Nash, T.H., Ryan, B.D., Gries, C., Bungartz, F., (eds.) 2002. Lichen Flora of the Greater Sonoran Desert Region. Vol 1.

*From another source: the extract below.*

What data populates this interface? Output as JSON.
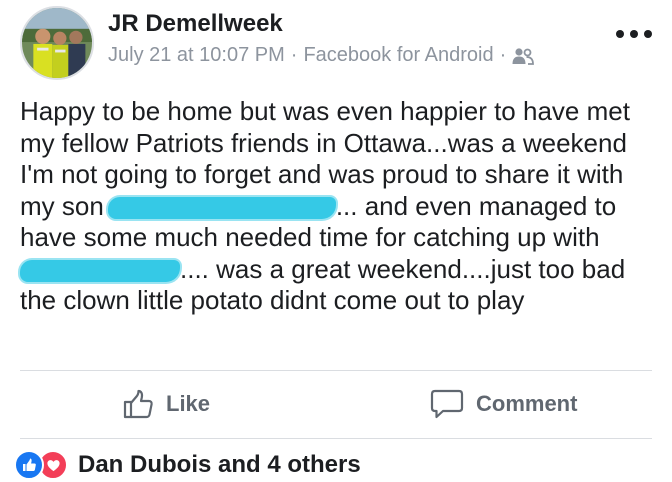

Thallus: loosely attached, 6-20 cm broad, forming wavy, wide-spreading patches lobes: broad and rotund, 0.5-1 (-2) cm wide; margins wavy, crisped, raised upper surface: greenish mineral gray (glaucous gray, sometimes tinged brown), pseudocyphellate with small pores (up to 0.5 mm wide) soredia: farinose, primarily along margins of lobes; without isidia lower surface: black, often with brown, rhizine-free zone towards the margin, somewhat wrinkled; rhizines: scattered, simple, black Apothecia: rare, 1-7 mm in diam.; hymenium: 60-110 micro meter tall ascospores: ellipsoid, 12-15 x 7-10 micro meter Pycnidia: unknown Spot tests: upper cortex K+ yellow, C-, KC- and P+ yellow; medulla K-, C+ red, KC+ red, P-, UV+ white Secondary metabolites: upper cortex with atranorin and chloroatranorin; medulla with olivetoric acid. Substrate and ecology: amongst mosses on broad-leaved trees, or less frequently rocks, in well-lit, but moist or boggy, sheltered, often long-established, woodlands and Salix World distribution: temperate and montane forests of the Northern Hemisphere, particularly in eastern North America, western Europe and eastern Asia Sonoran distribution: only reported for southern California [Hasse (1913), as Parmelia olivetorum determined by Nylander]. Notes: The species may be extinct now as it was not found by Ross (1982) and was not recognized by Culberson and Culberson (1968) as occurring in southern California. The spot test reactions given by Hasse do, however, fit the species.